Within the records below, how many lines contain "data"? The answer is that number alone.

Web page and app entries
- Opening Delimiter -
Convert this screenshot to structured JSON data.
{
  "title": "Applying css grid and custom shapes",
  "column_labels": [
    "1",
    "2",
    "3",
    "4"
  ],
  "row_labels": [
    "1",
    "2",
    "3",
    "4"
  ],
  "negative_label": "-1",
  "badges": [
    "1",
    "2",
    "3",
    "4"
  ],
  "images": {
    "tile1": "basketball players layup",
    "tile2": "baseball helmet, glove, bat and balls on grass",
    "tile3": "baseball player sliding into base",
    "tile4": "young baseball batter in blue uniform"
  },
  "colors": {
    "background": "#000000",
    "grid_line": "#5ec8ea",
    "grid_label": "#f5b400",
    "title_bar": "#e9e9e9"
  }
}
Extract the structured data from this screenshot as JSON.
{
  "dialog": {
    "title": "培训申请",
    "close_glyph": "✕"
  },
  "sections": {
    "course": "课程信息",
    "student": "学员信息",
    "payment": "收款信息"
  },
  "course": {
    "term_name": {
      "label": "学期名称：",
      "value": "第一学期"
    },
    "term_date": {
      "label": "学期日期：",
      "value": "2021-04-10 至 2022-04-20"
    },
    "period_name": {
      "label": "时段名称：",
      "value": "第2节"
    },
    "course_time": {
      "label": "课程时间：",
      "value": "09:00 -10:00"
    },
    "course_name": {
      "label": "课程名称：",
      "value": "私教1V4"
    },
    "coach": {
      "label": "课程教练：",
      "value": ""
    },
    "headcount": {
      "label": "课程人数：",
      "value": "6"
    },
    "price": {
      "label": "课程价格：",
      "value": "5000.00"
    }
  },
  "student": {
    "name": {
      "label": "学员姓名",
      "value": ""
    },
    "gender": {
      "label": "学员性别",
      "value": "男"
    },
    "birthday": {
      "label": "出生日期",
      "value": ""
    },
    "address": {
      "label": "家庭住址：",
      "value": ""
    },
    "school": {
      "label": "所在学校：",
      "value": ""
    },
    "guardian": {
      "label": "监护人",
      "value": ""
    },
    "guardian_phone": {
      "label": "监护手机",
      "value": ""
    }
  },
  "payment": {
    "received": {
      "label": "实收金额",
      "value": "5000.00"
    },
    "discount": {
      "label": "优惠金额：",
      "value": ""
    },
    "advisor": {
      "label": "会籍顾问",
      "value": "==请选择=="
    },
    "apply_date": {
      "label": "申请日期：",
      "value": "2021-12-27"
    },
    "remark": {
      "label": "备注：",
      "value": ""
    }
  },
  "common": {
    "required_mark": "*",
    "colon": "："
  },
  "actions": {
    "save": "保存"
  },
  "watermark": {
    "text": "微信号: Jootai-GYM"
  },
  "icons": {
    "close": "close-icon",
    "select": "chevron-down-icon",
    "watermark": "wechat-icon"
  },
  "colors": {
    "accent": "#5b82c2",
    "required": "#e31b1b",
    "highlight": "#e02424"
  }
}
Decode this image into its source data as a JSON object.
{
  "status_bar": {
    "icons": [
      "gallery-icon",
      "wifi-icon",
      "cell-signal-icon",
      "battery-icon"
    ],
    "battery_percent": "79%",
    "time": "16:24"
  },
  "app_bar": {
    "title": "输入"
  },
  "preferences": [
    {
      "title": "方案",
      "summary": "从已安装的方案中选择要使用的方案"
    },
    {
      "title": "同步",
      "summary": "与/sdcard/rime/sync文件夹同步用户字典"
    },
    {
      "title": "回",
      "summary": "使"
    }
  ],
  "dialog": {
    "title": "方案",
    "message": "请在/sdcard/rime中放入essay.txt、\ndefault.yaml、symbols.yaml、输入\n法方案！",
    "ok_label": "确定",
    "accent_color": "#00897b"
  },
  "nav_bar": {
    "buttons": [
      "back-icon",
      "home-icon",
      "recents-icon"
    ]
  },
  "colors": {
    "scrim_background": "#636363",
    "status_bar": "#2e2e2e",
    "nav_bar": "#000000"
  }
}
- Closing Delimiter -
ANSWER
3